==== Data for the task ====

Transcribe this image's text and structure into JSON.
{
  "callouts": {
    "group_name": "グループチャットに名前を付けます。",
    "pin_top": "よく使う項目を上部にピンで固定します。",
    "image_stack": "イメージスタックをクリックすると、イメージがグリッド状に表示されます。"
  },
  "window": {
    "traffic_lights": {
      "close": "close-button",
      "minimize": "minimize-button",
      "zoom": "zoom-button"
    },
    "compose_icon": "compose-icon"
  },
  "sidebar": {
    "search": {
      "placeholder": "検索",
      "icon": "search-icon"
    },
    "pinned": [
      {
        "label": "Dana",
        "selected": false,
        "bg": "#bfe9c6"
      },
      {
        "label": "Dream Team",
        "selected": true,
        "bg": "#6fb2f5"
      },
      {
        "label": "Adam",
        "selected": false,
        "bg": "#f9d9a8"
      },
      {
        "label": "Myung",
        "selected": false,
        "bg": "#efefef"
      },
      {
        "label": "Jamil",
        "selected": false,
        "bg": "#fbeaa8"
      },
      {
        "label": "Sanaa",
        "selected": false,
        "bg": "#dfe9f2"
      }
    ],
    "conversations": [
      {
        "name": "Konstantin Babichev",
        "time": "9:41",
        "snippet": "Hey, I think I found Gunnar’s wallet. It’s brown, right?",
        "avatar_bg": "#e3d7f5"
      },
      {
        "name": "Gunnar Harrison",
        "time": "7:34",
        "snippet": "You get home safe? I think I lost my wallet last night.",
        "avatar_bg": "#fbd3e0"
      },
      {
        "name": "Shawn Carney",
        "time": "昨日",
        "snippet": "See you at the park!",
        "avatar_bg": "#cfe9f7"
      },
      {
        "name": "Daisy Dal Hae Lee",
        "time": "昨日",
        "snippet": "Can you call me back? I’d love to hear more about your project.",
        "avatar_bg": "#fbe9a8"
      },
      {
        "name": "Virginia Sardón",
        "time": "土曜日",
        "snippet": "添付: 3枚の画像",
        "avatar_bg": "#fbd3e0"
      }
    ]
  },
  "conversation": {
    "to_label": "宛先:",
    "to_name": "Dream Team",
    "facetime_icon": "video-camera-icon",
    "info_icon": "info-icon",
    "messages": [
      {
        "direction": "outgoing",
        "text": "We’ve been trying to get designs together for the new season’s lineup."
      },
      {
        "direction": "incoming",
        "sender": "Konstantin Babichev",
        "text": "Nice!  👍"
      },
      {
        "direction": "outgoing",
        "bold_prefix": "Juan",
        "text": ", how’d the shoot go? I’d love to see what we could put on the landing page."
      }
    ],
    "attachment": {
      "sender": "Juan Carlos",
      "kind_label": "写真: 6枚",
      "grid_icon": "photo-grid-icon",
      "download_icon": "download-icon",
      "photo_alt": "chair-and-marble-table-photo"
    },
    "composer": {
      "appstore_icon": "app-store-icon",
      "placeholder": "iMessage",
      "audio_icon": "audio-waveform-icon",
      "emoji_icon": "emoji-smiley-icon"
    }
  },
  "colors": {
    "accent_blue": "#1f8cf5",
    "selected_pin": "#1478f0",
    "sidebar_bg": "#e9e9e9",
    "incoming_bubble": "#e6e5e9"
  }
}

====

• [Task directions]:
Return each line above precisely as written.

• [Task answer]:
Transcribe this image's text and structure into JSON.
{
  "callouts": {
    "group_name": "グループチャットに名前を付けます。",
    "pin_top": "よく使う項目を上部にピンで固定します。",
    "image_stack": "イメージスタックをクリックすると、イメージがグリッド状に表示されます。"
  },
  "window": {
    "traffic_lights": {
      "close": "close-button",
      "minimize": "minimize-button",
      "zoom": "zoom-button"
    },
    "compose_icon": "compose-icon"
  },
  "sidebar": {
    "search": {
      "placeholder": "検索",
      "icon": "search-icon"
    },
    "pinned": [
      {
        "label": "Dana",
        "selected": false,
        "bg": "#bfe9c6"
      },
      {
        "label": "Dream Team",
        "selected": true,
        "bg": "#6fb2f5"
      },
      {
        "label": "Adam",
        "selected": false,
        "bg": "#f9d9a8"
      },
      {
        "label": "Myung",
        "selected": false,
        "bg": "#efefef"
      },
      {
        "label": "Jamil",
        "selected": false,
        "bg": "#fbeaa8"
      },
      {
        "label": "Sanaa",
        "selected": false,
        "bg": "#dfe9f2"
      }
    ],
    "conversations": [
      {
        "name": "Konstantin Babichev",
        "time": "9:41",
        "snippet": "Hey, I think I found Gunnar’s wallet. It’s brown, right?",
        "avatar_bg": "#e3d7f5"
      },
      {
        "name": "Gunnar Harrison",
        "time": "7:34",
        "snippet": "You get home safe? I think I lost my wallet last night.",
        "avatar_bg": "#fbd3e0"
      },
      {
        "name": "Shawn Carney",
        "time": "昨日",
        "snippet": "See you at the park!",
        "avatar_bg": "#cfe9f7"
      },
      {
        "name": "Daisy Dal Hae Lee",
        "time": "昨日",
        "snippet": "Can you call me back? I’d love to hear more about your project.",
        "avatar_bg": "#fbe9a8"
      },
      {
        "name": "Virginia Sardón",
        "time": "土曜日",
        "snippet": "添付: 3枚の画像",
        "avatar_bg": "#fbd3e0"
      }
    ]
  },
  "conversation": {
    "to_label": "宛先:",
    "to_name": "Dream Team",
    "facetime_icon": "video-camera-icon",
    "info_icon": "info-icon",
    "messages": [
      {
        "direction": "outgoing",
        "text": "We’ve been trying to get designs together for the new season’s lineup."
      },
      {
        "direction": "incoming",
        "sender": "Konstantin Babichev",
        "text": "Nice!  👍"
      },
      {
        "direction": "outgoing",
        "bold_prefix": "Juan",
        "text": ", how’d the shoot go? I’d love to see what we could put on the landing page."
      }
    ],
    "attachment": {
      "sender": "Juan Carlos",
      "kind_label": "写真: 6枚",
      "grid_icon": "photo-grid-icon",
      "download_icon": "download-icon",
      "photo_alt": "chair-and-marble-table-photo"
    },
    "composer": {
      "appstore_icon": "app-store-icon",
      "placeholder": "iMessage",
      "audio_icon": "audio-waveform-icon",
      "emoji_icon": "emoji-smiley-icon"
    }
  },
  "colors": {
    "accent_blue": "#1f8cf5",
    "selected_pin": "#1478f0",
    "sidebar_bg": "#e9e9e9",
    "incoming_bubble": "#e6e5e9"
  }
}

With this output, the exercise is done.